Explore the options for hot water heating systems behind your showers and baths.
Electric hot water cylinders
One of the most common water heating options, electric hot water cylinders have a relatively low initial purchase cost, but can be more expensive to run day to day. They’re also quite simple mechanically, using an element within an insulated tank to heat the water.
Nowadays, certain models have smart controllers, allowing them to adjust their heating based on your home’s usage. This can result in lower electricity bills.
There are two primary types of gas water heating available, continuous flow and hot water cylinders. We’ll go into both of these below:
- Hot water cylinder: The same principle as an electric hot water cylinder, but these systems burn gas instead of running an electric element to heat water. They’re less efficient than continuous flow systems, but will work even without electricity.
- Continuous flow: These systems heat water as it’s required, providing you with essentially unlimited hot water. Instead of keeping hot water in a cylinder, they run the water through a gas-burning system when the tap turns on.
If you’re after a hot water system that’s a bit more environmentally friendly – not to mention disaster-proof – you’ll want to consider a solar hot water heater.
Using a series of glass tubes installed on your roof, these systems run cold water through the tubes (allowing the sun to heat it up) before running it into an insulated water tank.

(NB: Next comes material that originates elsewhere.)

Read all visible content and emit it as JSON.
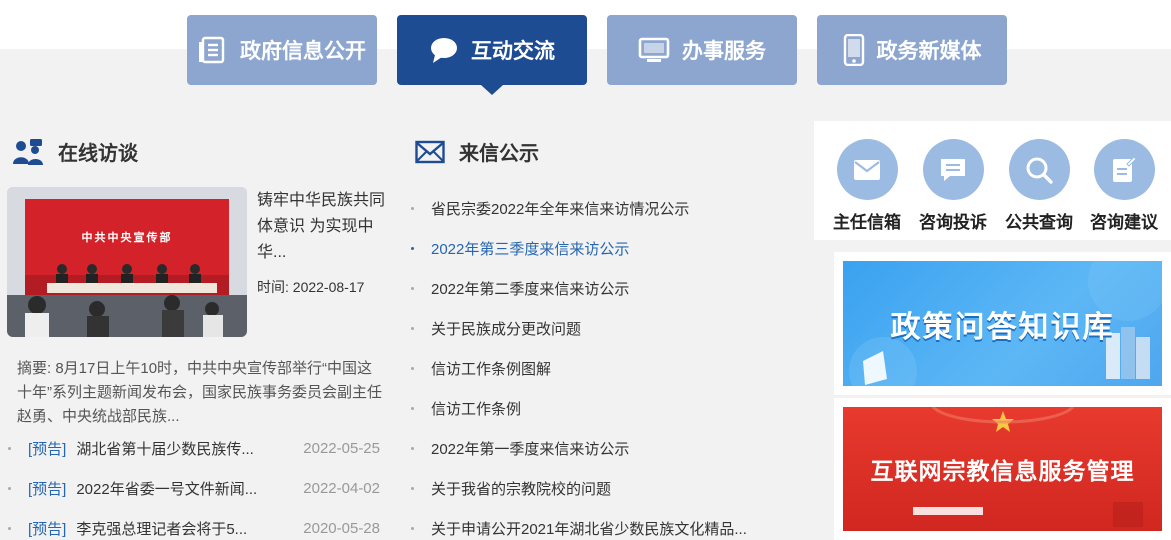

When you want to take a hot shower, the tank simply sends the heated water to your bathroom.
They do have a downside: When the sun’s not shining, you’ll need a backup system in place to ensure you’ve got hot water.
Just like a heat pump designed to heat your home, a heat pump water heater works off the same basic principle. It essentially captures hot air from outside and uses this air to heat your water, storing it in an insulated water tank until you turn the tap on.